***** PROVIDED RECORDS

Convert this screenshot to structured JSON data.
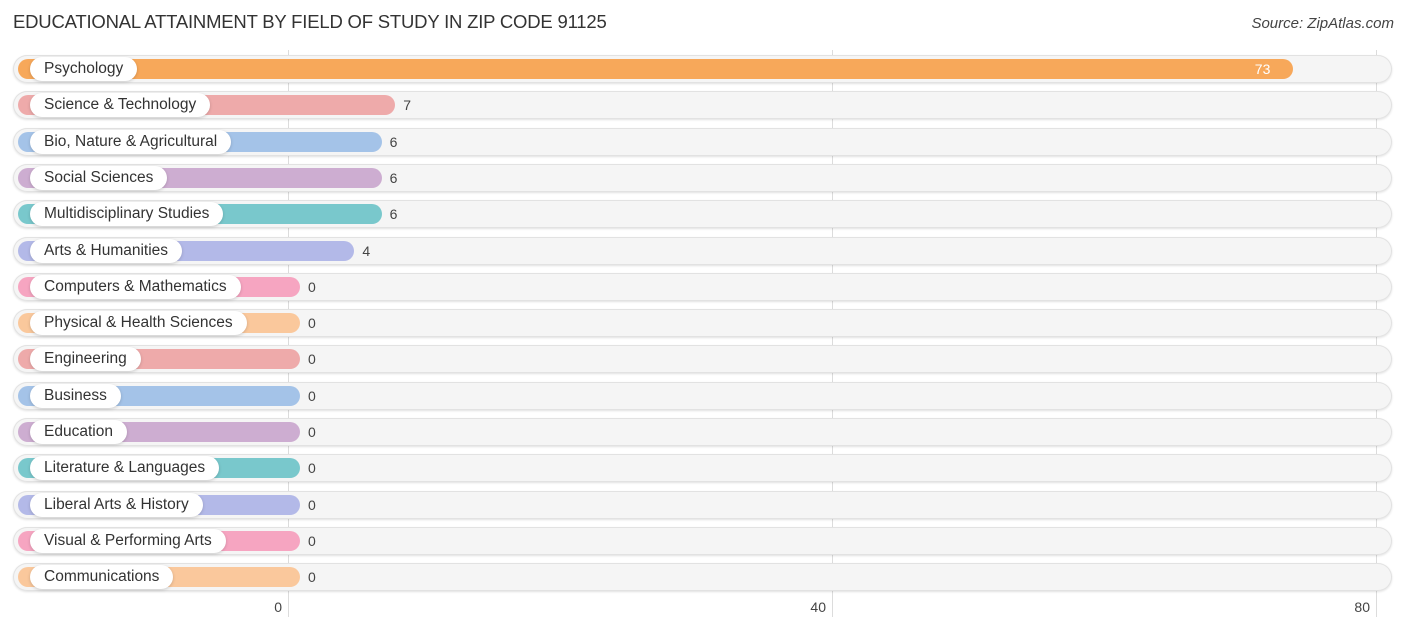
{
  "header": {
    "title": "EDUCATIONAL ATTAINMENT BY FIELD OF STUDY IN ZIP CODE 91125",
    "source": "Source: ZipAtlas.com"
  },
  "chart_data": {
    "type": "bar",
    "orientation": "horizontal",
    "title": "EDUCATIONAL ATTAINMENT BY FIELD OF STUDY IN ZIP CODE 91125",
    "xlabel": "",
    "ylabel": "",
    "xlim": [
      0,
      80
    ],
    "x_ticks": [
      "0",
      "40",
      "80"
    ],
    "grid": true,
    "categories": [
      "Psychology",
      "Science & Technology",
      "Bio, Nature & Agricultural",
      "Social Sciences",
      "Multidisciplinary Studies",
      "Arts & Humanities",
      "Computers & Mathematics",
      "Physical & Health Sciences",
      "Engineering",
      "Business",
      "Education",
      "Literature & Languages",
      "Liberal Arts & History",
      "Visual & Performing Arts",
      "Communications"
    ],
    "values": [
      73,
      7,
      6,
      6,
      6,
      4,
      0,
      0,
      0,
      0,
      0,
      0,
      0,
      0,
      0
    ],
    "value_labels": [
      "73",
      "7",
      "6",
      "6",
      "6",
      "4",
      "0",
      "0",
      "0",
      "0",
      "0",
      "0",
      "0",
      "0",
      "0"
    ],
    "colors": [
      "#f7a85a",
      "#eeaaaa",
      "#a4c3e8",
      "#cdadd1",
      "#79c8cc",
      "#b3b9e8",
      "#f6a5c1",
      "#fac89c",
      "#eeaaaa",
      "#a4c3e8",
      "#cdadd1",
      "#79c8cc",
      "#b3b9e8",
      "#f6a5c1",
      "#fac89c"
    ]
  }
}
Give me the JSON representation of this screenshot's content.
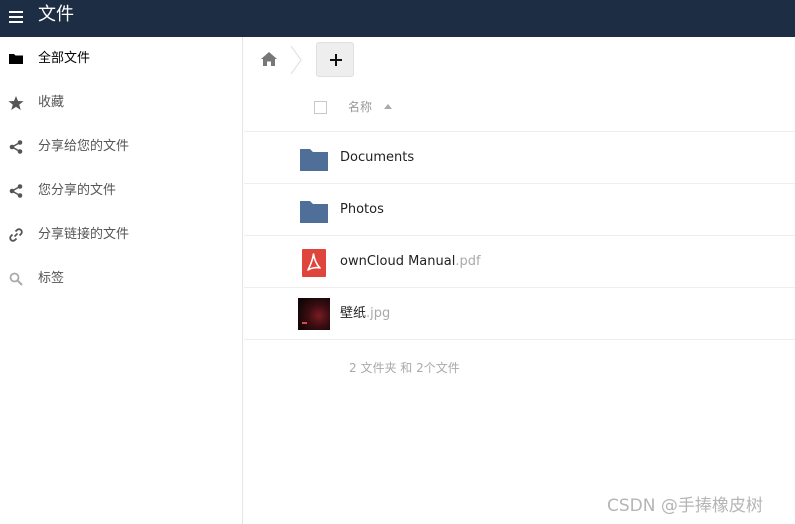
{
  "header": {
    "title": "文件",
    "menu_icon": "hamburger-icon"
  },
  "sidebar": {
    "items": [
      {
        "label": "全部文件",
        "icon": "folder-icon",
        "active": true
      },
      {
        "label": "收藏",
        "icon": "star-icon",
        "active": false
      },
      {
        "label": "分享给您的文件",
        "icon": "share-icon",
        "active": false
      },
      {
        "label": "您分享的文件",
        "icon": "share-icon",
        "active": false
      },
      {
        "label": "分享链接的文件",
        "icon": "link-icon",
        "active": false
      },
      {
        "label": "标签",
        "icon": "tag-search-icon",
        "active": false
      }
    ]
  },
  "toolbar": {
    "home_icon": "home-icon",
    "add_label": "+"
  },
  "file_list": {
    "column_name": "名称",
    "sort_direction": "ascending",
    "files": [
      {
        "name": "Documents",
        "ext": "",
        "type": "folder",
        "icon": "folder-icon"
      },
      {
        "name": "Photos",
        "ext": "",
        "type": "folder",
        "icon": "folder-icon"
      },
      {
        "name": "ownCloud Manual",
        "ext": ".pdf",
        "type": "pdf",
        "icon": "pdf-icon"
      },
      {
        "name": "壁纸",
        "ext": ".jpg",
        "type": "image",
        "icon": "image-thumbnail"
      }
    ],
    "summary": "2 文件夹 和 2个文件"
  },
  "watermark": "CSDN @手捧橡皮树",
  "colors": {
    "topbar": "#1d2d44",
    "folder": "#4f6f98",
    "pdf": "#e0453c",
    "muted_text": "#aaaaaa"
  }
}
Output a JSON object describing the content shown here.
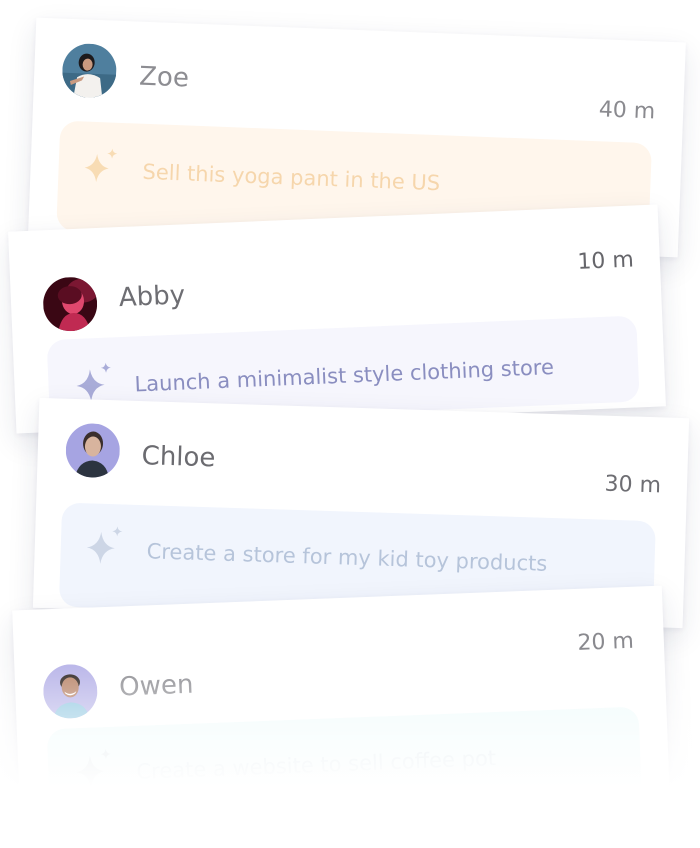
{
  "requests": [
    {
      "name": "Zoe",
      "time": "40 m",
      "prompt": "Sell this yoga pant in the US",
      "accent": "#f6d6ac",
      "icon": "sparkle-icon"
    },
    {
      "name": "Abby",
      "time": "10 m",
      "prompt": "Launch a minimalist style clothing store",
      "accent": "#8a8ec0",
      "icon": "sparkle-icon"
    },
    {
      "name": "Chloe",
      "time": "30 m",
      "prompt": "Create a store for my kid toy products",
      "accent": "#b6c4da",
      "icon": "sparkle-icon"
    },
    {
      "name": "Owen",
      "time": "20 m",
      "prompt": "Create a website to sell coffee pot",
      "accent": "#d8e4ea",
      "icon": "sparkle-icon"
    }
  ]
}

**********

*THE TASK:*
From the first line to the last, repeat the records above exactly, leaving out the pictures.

*RESULT OF THE EXERCISE:*
Convert this screenshot to structured JSON data.
{
  "header": {
    "title": "EDUCATIONAL ATTAINMENT BY FIELD OF STUDY IN ZIP CODE 91125",
    "source": "Source: ZipAtlas.com"
  },
  "chart_data": {
    "type": "bar",
    "orientation": "horizontal",
    "title": "EDUCATIONAL ATTAINMENT BY FIELD OF STUDY IN ZIP CODE 91125",
    "xlabel": "",
    "ylabel": "",
    "xlim": [
      0,
      80
    ],
    "x_ticks": [
      "0",
      "40",
      "80"
    ],
    "grid": true,
    "categories": [
      "Psychology",
      "Science & Technology",
      "Bio, Nature & Agricultural",
      "Social Sciences",
      "Multidisciplinary Studies",
      "Arts & Humanities",
      "Computers & Mathematics",
      "Physical & Health Sciences",
      "Engineering",
      "Business",
      "Education",
      "Literature & Languages",
      "Liberal Arts & History",
      "Visual & Performing Arts",
      "Communications"
    ],
    "values": [
      73,
      7,
      6,
      6,
      6,
      4,
      0,
      0,
      0,
      0,
      0,
      0,
      0,
      0,
      0
    ],
    "value_labels": [
      "73",
      "7",
      "6",
      "6",
      "6",
      "4",
      "0",
      "0",
      "0",
      "0",
      "0",
      "0",
      "0",
      "0",
      "0"
    ],
    "colors": [
      "#f7a85a",
      "#eeaaaa",
      "#a4c3e8",
      "#cdadd1",
      "#79c8cc",
      "#b3b9e8",
      "#f6a5c1",
      "#fac89c",
      "#eeaaaa",
      "#a4c3e8",
      "#cdadd1",
      "#79c8cc",
      "#b3b9e8",
      "#f6a5c1",
      "#fac89c"
    ]
  }
}
Give me the JSON representation of this screenshot's content.
{
  "header": {
    "title": "文件",
    "menu_icon": "hamburger-icon"
  },
  "sidebar": {
    "items": [
      {
        "label": "全部文件",
        "icon": "folder-icon",
        "active": true
      },
      {
        "label": "收藏",
        "icon": "star-icon",
        "active": false
      },
      {
        "label": "分享给您的文件",
        "icon": "share-icon",
        "active": false
      },
      {
        "label": "您分享的文件",
        "icon": "share-icon",
        "active": false
      },
      {
        "label": "分享链接的文件",
        "icon": "link-icon",
        "active": false
      },
      {
        "label": "标签",
        "icon": "tag-search-icon",
        "active": false
      }
    ]
  },
  "toolbar": {
    "home_icon": "home-icon",
    "add_label": "+"
  },
  "file_list": {
    "column_name": "名称",
    "sort_direction": "ascending",
    "files": [
      {
        "name": "Documents",
        "ext": "",
        "type": "folder",
        "icon": "folder-icon"
      },
      {
        "name": "Photos",
        "ext": "",
        "type": "folder",
        "icon": "folder-icon"
      },
      {
        "name": "ownCloud Manual",
        "ext": ".pdf",
        "type": "pdf",
        "icon": "pdf-icon"
      },
      {
        "name": "壁纸",
        "ext": ".jpg",
        "type": "image",
        "icon": "image-thumbnail"
      }
    ],
    "summary": "2 文件夹 和 2个文件"
  },
  "watermark": "CSDN @手捧橡皮树",
  "colors": {
    "topbar": "#1d2d44",
    "folder": "#4f6f98",
    "pdf": "#e0453c",
    "muted_text": "#aaaaaa"
  }
}
Output a JSON object describing the content shown here.
{
  "requests": [
    {
      "name": "Zoe",
      "time": "40 m",
      "prompt": "Sell this yoga pant in the US",
      "accent": "#f6d6ac",
      "icon": "sparkle-icon"
    },
    {
      "name": "Abby",
      "time": "10 m",
      "prompt": "Launch a minimalist style clothing store",
      "accent": "#8a8ec0",
      "icon": "sparkle-icon"
    },
    {
      "name": "Chloe",
      "time": "30 m",
      "prompt": "Create a store for my kid toy products",
      "accent": "#b6c4da",
      "icon": "sparkle-icon"
    },
    {
      "name": "Owen",
      "time": "20 m",
      "prompt": "Create a website to sell coffee pot",
      "accent": "#d8e4ea",
      "icon": "sparkle-icon"
    }
  ]
}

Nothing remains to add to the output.